I was far from “fine.”
I took Abigail out in front of the apartment, to get her away from whatever she had seen when she put the tweezers into the light socket. I sat with her, soothing her screams, explaining gently that she was “Going to be okay,” all the while holding my own scared tears in my throat.
By the time the EMTs arrived, Abigail had stopped crying almost completely. Her vitals were normal, although she was in a little bit of shock. She answered their questions like a pro, and hugged the teddy bear they brought out of the house for her. By the time they were about to leave, Abigail had a fireman sticker, and I had a copy of emergency transport refusal paperwork. Kyle came home. From the sheer number of police cars, emergency vehicles and EMTs, he was sure that we were both dead. He was relieved to find that Abigail was eagerly eating an ice cream that the neighbor had given her. By the time the crew left, she was laughing easy.
Over the next few days, I got the story out of her. She had wanted to see what would happen if she put the tweezers into the socket. When she had gotten close, the safety fuse had blown, arcing blue sparks across the room. She had left the room and come to see me. When I asked her if she was okay, she didn’t know how to tell me the truth. There were no words to describe how she felt, so her gut instinct was to tell me that she was “fine.” She was also afraid that I would be mad if I found out. “Fine” was the best way to keep her secret.
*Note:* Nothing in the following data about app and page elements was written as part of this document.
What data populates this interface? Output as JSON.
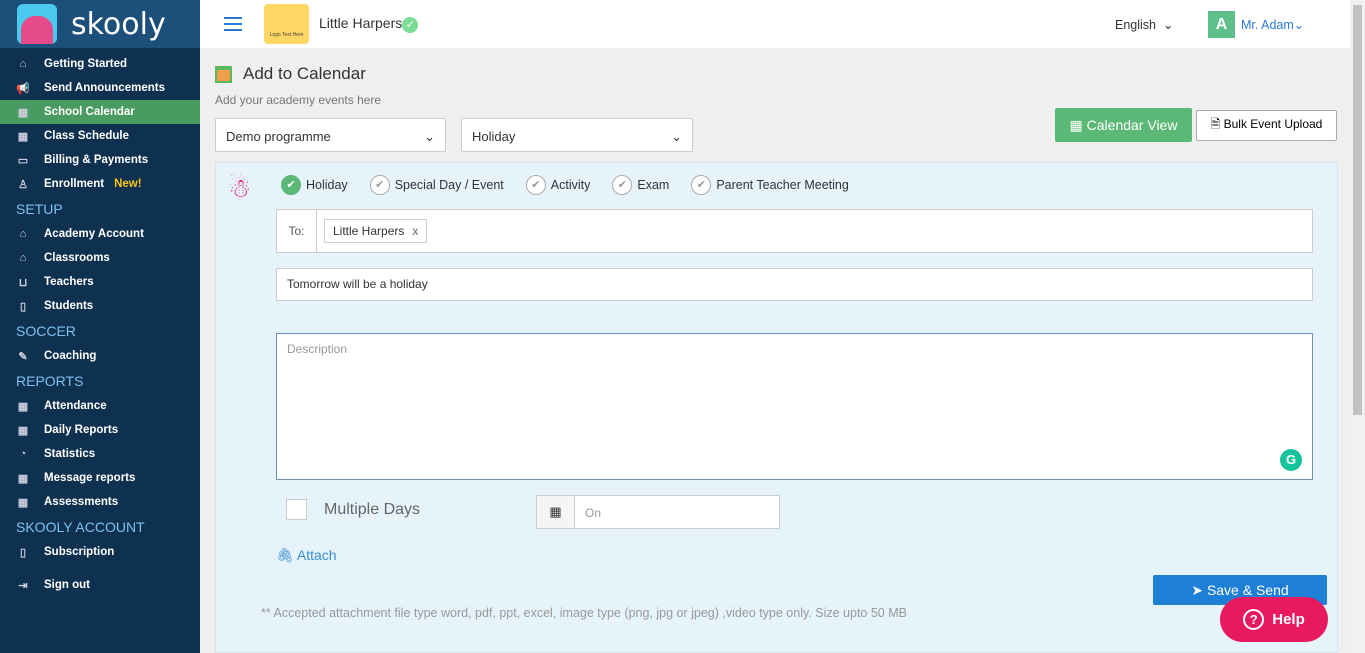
{
  "brand": "skooly",
  "sidebar": {
    "items": [
      {
        "label": "Getting Started",
        "icon": "⌂"
      },
      {
        "label": "Send Announcements",
        "icon": "📢"
      },
      {
        "label": "School Calendar",
        "icon": "▦",
        "active": true
      },
      {
        "label": "Class Schedule",
        "icon": "▦"
      },
      {
        "label": "Billing & Payments",
        "icon": "▭"
      },
      {
        "label": "Enrollment",
        "icon": "♙",
        "badge": "New!"
      }
    ],
    "setup_title": "SETUP",
    "setup": [
      {
        "label": "Academy Account",
        "icon": "⌂"
      },
      {
        "label": "Classrooms",
        "icon": "⌂"
      },
      {
        "label": "Teachers",
        "icon": "⊔"
      },
      {
        "label": "Students",
        "icon": "▯"
      }
    ],
    "soccer_title": "SOCCER",
    "soccer": [
      {
        "label": "Coaching",
        "icon": "✎"
      }
    ],
    "reports_title": "REPORTS",
    "reports": [
      {
        "label": "Attendance",
        "icon": "▦"
      },
      {
        "label": "Daily Reports",
        "icon": "▦"
      },
      {
        "label": "Statistics",
        "icon": "◔"
      },
      {
        "label": "Message reports",
        "icon": "▦"
      },
      {
        "label": "Assessments",
        "icon": "▦"
      }
    ],
    "account_title": "SKOOLY ACCOUNT",
    "account": [
      {
        "label": "Subscription",
        "icon": "▯"
      }
    ],
    "signout": "Sign out"
  },
  "header": {
    "school": "Little Harpers",
    "logo_text": "Logo Text Here",
    "language": "English",
    "avatar": "A",
    "user": "Mr. Adam"
  },
  "page": {
    "title": "Add to Calendar",
    "subtitle": "Add your academy events here",
    "programme": "Demo programme",
    "event_type": "Holiday",
    "calendar_view": "Calendar View",
    "bulk_upload": "Bulk Event Upload"
  },
  "form": {
    "types": [
      {
        "label": "Holiday",
        "checked": true
      },
      {
        "label": "Special Day / Event"
      },
      {
        "label": "Activity"
      },
      {
        "label": "Exam"
      },
      {
        "label": "Parent Teacher Meeting"
      }
    ],
    "to_label": "To:",
    "recipient": "Little Harpers",
    "remove": "x",
    "subject": "Tomorrow will be a holiday",
    "description_placeholder": "Description",
    "multiple_days": "Multiple Days",
    "date_placeholder": "On",
    "attach": "Attach",
    "save": "Save & Send",
    "note": "** Accepted attachment file type word, pdf, ppt, excel, image type (png, jpg or jpeg) ,video type only. Size upto 50 MB"
  },
  "help": "Help"
}
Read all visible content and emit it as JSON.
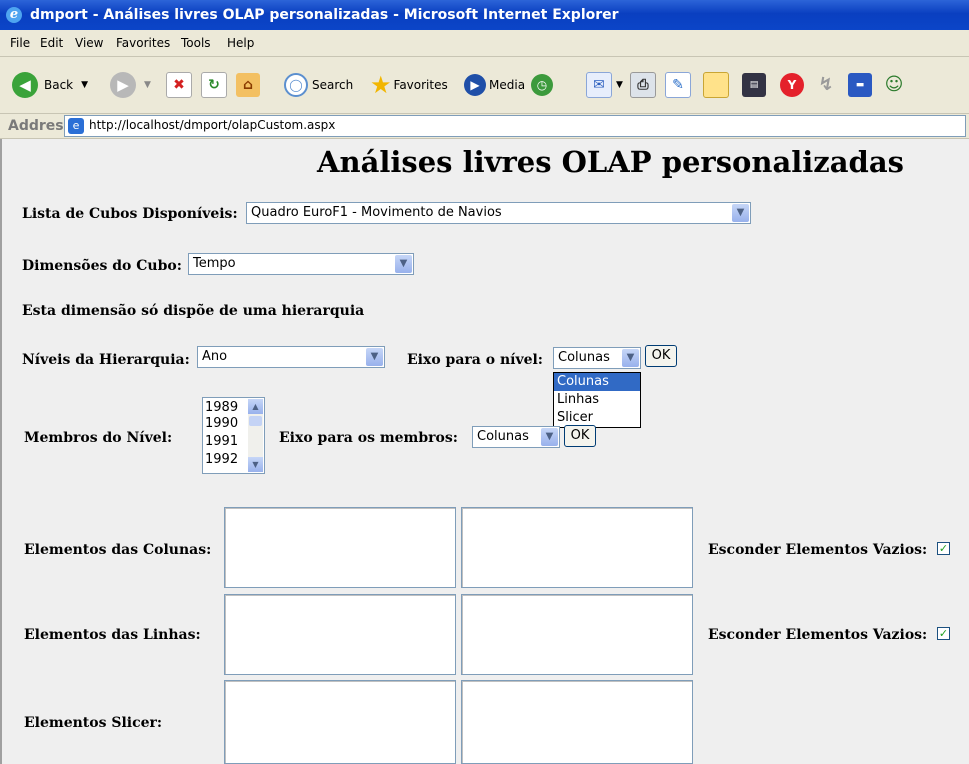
{
  "window": {
    "title": "dmport - Análises livres OLAP personalizadas - Microsoft Internet Explorer"
  },
  "menu": [
    "File",
    "Edit",
    "View",
    "Favorites",
    "Tools",
    "Help"
  ],
  "toolbar": {
    "back": "Back",
    "search": "Search",
    "favorites": "Favorites",
    "media": "Media"
  },
  "address": {
    "label": "Address",
    "url": "http://localhost/dmport/olapCustom.aspx"
  },
  "page": {
    "heading": "Análises livres OLAP personalizadas",
    "cubes": {
      "label": "Lista de Cubos Disponíveis:",
      "value": "Quadro EuroF1 - Movimento de Navios"
    },
    "dimensions": {
      "label": "Dimensões do Cubo:",
      "value": "Tempo"
    },
    "hierarchy_note": "Esta dimensão só dispõe de uma hierarquia",
    "levels": {
      "label": "Níveis da Hierarquia:",
      "value": "Ano"
    },
    "level_axis": {
      "label": "Eixo para o nível:",
      "value": "Colunas",
      "ok": "OK",
      "options": [
        "Colunas",
        "Linhas",
        "Slicer"
      ]
    },
    "members": {
      "label": "Membros do Nível:",
      "items": [
        "1989",
        "1990",
        "1991",
        "1992"
      ]
    },
    "members_axis": {
      "label": "Eixo para os membros:",
      "value": "Colunas",
      "ok": "OK"
    },
    "columns": {
      "label": "Elementos das Colunas:",
      "hide_label": "Esconder Elementos Vazios:",
      "hide_checked": true
    },
    "rows": {
      "label": "Elementos das Linhas:",
      "hide_label": "Esconder Elementos Vazios:",
      "hide_checked": true
    },
    "slicer": {
      "label": "Elementos Slicer:"
    }
  }
}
Maybe its not dishonesty that makes us tell the world that we are okay, even when we are freaking out on the inside. Maybe we just don’t have the words to define exactly how we are doing. I think we use it to mask the reality of our situation, usually in a sense of self-preservation that is old and deep. If we are “fine,” we are just like everyone else, right? There is no fear of being pushed out of the pack if we are positive, contributing, stable members of the community.
I have come to the conclusion that it is okay to be “not fine.” It is okay to be angry, frustrated or bored. Even though most people don’t want a real answer to that question, I think it is important to know what the real answer is. More importantly, I think it is vital that we start answering the question honestly.
A good friend of mine talked with me recently. She has had a hard life, keeping her family together when it was very difficult, starting her motherhood at a very young age. Over the past few months, she has been having emotional breakdowns that she can’t quite control. She is embarrassed by her excessive crying, yelling and sadness. She says to me, “I just want to be normal again. I just want to be fine.”
What I say to her, I say to you: There is no such thing as “normal.” “Fine” is a lie that we tell people so that we can hide the things we are too afraid to say.
Perhaps there is a world where people segment their existence into categories like “satisfactory” and “unsatisfactory”. In that world, “fine” and “normal” might exist.
I think the world is bigger than that.
In my world, I have good days, I have honest days, I have angry days and I have rebellious days. I have days that make me thank God that I exist, and I have days that make me wish I had never been born.
Living a truly honest life means accepting who we are and how we feel every moment, and being willing to be vulnerable in that moment. It means taking the time to reflect and answer the important questions, even if the asker doesn’t want to hear the answers. Life is not about simply existing acceptably, but existing dynamically. In order to do that, we must begin to answer those little questions with courage, knowing that the answer will probably never be easy.